If Joe Barry gets fired, is the Green Bay Packers defensive coordinator job even appealing?
When Matt LaFleur underwent a search for his first true defensive-coordinator hire back in the winter of 2021, the job brought as much cache as a job like that could offer. The Green Bay Packers came within a shirt tug of the Super Bowl, had the MVP of the league, and one of the bright young head coaches in the NFL. They boasted ascending stars like Jaire Alexander and Darnell Savage to go with trusted veterans Adrian Amos and Za’Darius Smith.

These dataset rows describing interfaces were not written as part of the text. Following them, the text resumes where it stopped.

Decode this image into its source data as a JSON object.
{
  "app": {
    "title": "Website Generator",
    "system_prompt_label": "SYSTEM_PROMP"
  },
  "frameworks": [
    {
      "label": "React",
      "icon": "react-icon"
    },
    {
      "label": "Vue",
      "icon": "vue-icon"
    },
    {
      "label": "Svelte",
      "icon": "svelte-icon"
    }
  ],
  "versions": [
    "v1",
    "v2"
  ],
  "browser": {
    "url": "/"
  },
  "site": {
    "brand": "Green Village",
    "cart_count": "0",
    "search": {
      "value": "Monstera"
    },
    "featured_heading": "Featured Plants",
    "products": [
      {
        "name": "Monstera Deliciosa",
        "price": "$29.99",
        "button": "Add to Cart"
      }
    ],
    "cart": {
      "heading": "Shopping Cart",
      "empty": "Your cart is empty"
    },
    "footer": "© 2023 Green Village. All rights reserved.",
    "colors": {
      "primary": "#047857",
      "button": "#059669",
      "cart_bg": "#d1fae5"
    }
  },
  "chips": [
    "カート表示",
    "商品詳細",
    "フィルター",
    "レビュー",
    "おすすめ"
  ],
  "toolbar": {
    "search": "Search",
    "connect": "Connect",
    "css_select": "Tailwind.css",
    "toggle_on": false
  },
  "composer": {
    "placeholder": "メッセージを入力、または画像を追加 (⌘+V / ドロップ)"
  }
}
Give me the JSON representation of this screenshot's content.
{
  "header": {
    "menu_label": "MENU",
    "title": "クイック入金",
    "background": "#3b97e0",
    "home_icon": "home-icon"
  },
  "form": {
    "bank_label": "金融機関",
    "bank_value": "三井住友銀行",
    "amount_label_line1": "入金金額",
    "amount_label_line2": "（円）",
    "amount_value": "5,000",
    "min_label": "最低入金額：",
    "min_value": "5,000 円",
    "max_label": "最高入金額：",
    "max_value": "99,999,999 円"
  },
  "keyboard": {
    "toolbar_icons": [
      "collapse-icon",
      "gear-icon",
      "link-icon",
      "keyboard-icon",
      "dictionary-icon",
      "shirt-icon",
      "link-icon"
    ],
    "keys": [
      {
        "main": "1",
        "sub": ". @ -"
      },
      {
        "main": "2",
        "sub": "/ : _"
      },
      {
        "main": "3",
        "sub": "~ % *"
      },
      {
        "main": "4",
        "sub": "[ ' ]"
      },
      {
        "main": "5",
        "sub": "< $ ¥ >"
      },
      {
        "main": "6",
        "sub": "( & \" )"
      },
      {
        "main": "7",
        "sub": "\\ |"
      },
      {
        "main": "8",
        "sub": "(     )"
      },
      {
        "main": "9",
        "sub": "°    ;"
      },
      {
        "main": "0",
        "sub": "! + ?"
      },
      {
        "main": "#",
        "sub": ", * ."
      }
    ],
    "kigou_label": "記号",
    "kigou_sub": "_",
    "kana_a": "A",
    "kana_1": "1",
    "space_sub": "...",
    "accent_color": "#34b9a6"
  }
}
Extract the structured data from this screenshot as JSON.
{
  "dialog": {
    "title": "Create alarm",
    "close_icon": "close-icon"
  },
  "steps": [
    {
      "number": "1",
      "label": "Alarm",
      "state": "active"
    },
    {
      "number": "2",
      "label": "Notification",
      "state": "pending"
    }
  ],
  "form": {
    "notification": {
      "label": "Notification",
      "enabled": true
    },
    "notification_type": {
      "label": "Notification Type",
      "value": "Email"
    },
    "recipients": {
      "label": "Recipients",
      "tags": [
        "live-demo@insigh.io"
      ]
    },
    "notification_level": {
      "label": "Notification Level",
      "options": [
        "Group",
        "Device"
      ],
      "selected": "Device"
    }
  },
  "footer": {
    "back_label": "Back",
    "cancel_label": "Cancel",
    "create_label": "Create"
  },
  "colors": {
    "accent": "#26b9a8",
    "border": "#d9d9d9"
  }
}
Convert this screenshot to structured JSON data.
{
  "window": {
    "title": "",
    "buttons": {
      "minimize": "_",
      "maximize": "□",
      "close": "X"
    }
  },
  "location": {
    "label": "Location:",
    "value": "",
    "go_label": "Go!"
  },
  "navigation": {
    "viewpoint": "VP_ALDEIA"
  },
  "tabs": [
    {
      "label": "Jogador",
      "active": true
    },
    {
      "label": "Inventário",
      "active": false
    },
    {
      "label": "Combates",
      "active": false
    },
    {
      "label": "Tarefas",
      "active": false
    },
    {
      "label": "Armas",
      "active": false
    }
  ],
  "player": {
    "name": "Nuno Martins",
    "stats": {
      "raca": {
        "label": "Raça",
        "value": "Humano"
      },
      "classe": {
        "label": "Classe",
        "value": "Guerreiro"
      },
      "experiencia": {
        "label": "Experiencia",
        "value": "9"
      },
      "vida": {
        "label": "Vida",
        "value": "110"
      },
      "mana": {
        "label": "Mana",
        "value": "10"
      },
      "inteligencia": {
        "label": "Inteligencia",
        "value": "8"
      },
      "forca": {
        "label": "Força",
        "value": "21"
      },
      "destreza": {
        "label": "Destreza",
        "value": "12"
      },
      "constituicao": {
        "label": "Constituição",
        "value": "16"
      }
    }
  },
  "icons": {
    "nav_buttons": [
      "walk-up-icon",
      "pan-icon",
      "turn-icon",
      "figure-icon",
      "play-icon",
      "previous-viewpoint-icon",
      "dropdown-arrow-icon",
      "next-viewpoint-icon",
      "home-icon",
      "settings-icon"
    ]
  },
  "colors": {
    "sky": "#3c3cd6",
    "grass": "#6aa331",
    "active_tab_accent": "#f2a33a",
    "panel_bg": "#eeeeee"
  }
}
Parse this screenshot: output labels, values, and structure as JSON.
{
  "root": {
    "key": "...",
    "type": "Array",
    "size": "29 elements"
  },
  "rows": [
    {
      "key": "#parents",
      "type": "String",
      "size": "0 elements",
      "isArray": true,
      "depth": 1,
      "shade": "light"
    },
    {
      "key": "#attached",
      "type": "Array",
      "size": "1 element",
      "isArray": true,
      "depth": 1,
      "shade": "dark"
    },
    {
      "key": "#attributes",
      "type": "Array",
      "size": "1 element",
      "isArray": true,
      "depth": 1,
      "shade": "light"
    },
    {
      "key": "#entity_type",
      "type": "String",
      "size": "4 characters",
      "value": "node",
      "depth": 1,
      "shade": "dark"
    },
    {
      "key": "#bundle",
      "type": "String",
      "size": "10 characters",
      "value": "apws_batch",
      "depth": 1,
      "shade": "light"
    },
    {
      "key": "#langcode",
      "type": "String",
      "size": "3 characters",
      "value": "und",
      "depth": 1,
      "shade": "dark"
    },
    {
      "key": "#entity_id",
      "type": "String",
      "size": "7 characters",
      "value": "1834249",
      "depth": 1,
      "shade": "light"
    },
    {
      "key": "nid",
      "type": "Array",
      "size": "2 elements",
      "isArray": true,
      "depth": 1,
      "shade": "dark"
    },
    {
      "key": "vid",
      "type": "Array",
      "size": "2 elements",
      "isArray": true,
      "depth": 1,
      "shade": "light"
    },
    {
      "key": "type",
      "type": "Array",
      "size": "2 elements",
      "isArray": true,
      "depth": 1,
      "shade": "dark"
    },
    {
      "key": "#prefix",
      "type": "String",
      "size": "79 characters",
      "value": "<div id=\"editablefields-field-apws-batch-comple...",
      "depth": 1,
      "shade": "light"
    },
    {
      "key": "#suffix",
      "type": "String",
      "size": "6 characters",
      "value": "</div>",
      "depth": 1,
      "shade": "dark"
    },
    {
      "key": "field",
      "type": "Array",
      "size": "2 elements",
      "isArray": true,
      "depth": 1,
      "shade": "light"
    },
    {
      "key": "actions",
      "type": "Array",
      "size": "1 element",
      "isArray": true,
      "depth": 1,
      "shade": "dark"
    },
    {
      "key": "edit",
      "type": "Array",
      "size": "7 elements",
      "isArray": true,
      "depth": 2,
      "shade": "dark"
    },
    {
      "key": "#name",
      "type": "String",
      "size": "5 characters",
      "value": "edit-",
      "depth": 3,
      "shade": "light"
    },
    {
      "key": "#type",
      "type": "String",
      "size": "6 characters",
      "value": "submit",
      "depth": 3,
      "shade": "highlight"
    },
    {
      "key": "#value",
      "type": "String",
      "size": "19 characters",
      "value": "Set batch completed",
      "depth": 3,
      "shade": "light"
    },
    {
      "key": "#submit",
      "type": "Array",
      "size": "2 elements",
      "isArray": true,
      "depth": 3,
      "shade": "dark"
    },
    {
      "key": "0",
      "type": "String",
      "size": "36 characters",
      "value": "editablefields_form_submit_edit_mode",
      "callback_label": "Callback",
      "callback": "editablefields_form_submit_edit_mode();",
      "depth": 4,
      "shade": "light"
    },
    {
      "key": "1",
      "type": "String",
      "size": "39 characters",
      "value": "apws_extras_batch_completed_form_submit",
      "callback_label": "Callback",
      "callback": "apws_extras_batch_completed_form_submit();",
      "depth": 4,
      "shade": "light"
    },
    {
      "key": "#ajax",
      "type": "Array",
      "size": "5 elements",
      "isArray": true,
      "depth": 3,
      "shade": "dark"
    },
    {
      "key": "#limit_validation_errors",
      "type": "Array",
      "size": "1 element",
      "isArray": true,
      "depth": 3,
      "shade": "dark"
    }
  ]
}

Two years later, there’s less talent, far less certainty over the future of the quarterback, and a much more precarious position in the league standings. That raises an essential question for the team and for fans: If LaFleur does fire his hand-picked Mike Pettine successor this winter, is that still job desirable?
Before even considering the talent on the Packers’ defensive roster, the situation in Green Bay lacks security. Pettine lasted a year under LaFleur and Joe Barry would presumably be fired after two seasons, at least in this hypothetical. Aaron Rodgers avoids criticism like Teflon from a large portion of the fan base and media, which means the spotlight will be on the defensive coordinator. They will get blamed, much like Barry has this season, for problems that may have nothing to do with the DC.
There’s no easier scapegoat for #TheNarrative than a defense for a star quarterback’s shortcomings, especially Rodgers who has truly been on the wrong end of a slew of infamously bad defensive performances in big games. We know that side of the ball has let him down over and over.
Speaking of Rodgers, is he going to be the quarterback in a year? In two years? And if he’s not or if he’s declining, how much rope does that give LaFleur after what has been a mostly disastrous season by his standards? Would another eight- or nine-loss season put LaFleur’s job on the line, thus putting whoever he hires on the front lines of the firing squad there with him?
What’s more, the identity of the quarterback and the level at which he produces will cap the ceiling of the team. Coaches tend to want to go places they see the upside to win consistently. That’s the best thing for their professional careers; it’s the rational approach to picking a new job.